Work to complete:
Scan the entries below and give the number of lines containing "index", with no accompanying words.

Provided information:
>>>
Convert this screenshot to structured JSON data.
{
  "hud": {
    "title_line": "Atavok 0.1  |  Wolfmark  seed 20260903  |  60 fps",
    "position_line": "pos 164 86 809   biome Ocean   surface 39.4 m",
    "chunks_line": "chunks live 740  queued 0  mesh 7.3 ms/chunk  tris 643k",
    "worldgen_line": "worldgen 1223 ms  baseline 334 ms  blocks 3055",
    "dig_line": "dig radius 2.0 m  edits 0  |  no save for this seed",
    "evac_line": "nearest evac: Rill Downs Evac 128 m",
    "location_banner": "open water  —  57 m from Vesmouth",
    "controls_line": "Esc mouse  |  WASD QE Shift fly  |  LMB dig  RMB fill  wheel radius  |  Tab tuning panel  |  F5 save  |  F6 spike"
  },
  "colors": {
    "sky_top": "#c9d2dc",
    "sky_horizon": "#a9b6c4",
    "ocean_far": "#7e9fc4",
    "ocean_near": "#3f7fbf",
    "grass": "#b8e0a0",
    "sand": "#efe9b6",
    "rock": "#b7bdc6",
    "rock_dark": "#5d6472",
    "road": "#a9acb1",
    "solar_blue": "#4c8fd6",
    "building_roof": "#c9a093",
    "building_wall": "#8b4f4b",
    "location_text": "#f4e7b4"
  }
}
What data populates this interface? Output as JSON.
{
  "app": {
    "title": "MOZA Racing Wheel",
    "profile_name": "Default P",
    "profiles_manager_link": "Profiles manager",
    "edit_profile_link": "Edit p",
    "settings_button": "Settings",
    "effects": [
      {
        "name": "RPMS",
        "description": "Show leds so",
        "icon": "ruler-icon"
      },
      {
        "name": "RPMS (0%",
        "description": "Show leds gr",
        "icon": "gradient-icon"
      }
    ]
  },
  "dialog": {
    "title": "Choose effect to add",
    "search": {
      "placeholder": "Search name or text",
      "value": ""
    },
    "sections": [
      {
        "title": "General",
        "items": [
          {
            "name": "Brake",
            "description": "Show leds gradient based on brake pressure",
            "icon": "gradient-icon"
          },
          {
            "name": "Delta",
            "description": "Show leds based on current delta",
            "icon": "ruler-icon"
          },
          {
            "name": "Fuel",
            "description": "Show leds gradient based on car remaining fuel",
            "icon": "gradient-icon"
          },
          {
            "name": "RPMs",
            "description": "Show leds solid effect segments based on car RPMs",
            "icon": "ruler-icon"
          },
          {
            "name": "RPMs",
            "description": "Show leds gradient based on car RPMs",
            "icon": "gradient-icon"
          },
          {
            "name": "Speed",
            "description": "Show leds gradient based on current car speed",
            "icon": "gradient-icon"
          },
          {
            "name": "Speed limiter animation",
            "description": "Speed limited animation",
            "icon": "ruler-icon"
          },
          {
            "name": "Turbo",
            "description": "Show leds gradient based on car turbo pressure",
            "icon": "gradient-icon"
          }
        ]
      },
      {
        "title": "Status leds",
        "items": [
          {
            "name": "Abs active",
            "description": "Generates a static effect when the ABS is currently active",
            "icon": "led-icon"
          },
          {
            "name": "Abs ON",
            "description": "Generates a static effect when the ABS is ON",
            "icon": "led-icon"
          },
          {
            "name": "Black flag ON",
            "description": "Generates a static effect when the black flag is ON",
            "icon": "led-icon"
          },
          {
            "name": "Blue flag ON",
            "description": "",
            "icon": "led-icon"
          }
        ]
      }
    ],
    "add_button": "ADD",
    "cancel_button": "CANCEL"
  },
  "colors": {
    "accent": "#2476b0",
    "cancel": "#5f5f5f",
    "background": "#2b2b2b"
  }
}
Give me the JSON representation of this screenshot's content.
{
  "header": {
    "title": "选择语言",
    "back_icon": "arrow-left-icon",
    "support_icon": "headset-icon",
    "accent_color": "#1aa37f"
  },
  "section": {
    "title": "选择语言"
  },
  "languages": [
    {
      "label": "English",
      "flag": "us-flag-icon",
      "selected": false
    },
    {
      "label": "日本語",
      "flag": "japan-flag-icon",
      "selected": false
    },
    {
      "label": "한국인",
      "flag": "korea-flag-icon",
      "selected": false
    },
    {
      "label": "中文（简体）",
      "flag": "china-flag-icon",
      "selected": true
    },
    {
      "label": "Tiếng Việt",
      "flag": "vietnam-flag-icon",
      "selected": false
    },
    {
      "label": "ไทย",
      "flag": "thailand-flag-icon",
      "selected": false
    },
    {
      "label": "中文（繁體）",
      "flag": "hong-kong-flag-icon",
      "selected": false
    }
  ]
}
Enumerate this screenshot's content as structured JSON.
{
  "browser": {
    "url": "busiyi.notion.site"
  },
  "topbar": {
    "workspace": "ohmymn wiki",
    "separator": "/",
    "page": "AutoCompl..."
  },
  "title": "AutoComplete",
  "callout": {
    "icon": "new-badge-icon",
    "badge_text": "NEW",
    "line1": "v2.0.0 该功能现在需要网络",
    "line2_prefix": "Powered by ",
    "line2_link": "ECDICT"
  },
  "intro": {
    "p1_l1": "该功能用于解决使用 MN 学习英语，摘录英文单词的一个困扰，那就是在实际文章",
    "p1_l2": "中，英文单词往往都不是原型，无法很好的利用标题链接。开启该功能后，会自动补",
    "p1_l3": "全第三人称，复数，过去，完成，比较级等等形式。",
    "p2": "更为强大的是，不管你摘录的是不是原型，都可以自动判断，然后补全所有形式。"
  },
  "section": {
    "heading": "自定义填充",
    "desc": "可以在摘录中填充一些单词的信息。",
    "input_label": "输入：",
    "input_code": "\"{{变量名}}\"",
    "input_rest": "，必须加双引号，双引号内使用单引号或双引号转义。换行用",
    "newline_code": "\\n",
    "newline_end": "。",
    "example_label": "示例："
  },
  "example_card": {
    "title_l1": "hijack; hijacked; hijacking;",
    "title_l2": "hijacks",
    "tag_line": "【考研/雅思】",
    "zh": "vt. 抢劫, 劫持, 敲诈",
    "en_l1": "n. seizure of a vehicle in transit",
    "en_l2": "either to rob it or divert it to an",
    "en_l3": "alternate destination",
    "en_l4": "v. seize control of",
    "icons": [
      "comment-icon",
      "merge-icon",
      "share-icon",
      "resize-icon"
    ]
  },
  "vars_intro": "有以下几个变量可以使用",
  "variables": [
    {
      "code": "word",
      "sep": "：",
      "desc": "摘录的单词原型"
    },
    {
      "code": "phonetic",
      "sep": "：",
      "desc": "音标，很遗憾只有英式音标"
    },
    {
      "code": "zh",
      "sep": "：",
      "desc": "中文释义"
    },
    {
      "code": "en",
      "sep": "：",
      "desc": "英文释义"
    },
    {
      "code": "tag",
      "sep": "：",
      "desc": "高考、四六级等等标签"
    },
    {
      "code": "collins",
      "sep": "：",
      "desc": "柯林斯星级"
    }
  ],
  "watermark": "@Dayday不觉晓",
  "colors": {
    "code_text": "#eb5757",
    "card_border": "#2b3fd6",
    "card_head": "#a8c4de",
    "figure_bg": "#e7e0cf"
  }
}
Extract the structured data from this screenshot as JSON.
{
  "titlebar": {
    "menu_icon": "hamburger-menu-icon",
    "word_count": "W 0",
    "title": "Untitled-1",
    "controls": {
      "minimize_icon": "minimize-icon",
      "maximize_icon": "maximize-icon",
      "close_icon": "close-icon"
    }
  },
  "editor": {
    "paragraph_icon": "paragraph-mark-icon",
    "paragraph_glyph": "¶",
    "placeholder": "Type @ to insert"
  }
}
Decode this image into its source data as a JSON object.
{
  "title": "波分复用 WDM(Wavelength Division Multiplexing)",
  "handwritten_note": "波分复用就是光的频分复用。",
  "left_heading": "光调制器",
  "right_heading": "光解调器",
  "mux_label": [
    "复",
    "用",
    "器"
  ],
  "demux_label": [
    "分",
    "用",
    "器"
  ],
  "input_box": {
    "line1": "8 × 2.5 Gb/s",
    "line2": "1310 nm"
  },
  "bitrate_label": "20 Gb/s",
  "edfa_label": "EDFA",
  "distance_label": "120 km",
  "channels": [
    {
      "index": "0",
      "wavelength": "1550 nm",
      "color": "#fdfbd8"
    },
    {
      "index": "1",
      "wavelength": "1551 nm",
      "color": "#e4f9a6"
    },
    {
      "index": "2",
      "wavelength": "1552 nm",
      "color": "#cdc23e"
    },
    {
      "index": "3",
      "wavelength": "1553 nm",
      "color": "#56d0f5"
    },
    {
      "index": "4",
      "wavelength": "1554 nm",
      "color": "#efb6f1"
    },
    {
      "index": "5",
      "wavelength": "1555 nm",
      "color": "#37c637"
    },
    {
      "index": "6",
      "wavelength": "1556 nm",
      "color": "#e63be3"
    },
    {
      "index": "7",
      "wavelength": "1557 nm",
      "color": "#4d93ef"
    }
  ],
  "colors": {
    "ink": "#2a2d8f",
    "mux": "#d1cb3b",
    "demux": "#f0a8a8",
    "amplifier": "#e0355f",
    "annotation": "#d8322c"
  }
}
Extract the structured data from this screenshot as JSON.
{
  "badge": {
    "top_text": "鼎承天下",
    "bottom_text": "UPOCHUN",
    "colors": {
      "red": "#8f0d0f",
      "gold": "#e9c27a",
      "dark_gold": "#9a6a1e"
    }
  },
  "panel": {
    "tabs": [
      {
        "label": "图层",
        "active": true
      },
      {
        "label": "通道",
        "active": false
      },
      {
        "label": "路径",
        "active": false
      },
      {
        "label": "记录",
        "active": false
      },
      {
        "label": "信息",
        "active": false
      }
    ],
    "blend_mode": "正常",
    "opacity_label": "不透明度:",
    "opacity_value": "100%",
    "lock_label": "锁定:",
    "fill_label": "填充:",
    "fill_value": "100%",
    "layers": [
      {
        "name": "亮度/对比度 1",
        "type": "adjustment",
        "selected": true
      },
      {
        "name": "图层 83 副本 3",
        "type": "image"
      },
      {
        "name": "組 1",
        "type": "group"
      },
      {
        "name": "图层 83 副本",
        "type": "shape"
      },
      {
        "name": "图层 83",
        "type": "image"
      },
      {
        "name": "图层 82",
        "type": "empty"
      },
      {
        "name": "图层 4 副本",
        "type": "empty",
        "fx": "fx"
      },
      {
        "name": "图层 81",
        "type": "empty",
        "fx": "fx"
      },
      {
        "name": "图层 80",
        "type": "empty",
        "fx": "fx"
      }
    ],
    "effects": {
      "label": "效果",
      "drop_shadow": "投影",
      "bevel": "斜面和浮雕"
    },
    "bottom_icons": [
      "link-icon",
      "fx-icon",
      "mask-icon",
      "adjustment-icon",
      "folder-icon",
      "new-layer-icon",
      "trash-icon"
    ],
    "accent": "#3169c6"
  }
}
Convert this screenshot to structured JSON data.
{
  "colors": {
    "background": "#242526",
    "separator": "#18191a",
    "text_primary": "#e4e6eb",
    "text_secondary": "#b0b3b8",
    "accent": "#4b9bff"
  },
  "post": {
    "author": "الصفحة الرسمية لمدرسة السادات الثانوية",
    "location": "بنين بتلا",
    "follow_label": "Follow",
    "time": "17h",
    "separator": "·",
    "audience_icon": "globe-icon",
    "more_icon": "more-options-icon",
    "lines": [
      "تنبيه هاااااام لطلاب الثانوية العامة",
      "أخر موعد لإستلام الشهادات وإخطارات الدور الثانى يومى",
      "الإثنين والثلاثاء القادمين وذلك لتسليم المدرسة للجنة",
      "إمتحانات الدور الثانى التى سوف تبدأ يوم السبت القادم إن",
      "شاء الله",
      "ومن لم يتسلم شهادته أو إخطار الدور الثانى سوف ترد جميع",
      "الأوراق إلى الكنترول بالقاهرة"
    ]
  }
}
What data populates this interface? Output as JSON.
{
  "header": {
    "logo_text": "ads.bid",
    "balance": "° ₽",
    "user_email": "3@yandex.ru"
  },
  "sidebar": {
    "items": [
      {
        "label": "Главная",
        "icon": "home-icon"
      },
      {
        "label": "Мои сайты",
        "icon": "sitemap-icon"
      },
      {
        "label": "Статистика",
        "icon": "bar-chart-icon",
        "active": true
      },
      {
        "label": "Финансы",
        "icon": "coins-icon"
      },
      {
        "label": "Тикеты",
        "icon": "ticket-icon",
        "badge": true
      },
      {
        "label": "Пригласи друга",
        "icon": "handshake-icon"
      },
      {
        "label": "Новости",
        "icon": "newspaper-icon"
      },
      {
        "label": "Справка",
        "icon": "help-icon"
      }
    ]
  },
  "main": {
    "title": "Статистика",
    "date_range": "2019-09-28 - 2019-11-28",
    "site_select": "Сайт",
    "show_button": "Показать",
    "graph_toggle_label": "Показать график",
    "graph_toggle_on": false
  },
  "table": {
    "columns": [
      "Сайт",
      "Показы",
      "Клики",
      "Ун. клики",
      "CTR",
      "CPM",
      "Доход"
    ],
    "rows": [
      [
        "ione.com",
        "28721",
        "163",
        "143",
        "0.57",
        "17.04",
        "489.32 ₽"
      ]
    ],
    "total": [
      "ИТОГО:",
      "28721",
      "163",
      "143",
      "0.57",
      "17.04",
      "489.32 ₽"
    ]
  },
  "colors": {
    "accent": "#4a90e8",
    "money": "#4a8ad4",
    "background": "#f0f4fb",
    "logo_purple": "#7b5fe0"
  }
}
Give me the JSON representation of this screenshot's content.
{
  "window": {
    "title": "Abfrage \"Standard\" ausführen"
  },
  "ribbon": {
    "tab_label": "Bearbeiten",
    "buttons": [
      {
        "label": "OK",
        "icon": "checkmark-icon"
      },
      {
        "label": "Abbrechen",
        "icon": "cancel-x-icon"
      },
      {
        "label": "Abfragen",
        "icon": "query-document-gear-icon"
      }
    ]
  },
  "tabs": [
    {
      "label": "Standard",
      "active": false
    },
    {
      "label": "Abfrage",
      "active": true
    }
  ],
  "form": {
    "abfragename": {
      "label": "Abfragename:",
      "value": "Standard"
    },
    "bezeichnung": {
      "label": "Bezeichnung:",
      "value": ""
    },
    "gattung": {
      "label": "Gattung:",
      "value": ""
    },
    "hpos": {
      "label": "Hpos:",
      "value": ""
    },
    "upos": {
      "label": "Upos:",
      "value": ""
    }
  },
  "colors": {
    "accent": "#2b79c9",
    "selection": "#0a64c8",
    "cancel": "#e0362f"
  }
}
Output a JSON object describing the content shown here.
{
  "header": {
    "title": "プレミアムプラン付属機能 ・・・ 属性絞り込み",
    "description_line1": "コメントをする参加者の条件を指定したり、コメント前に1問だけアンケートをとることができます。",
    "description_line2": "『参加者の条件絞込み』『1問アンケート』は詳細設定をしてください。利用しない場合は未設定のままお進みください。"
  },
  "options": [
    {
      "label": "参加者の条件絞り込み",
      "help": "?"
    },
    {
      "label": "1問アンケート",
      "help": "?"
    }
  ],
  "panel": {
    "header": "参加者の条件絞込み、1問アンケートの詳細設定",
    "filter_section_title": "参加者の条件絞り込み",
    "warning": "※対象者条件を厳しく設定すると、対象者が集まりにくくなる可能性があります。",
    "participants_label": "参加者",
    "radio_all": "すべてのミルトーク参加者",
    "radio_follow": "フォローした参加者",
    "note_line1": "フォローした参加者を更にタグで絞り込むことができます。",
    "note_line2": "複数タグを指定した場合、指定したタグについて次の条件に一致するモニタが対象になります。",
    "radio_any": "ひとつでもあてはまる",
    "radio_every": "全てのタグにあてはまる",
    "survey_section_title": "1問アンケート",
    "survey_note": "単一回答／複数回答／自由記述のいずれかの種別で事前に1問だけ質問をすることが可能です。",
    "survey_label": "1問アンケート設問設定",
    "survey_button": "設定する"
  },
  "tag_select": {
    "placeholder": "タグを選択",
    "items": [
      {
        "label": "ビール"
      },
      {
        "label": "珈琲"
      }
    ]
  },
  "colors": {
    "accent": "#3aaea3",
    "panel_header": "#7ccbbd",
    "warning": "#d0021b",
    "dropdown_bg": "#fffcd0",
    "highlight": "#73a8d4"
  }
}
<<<
Task output:
8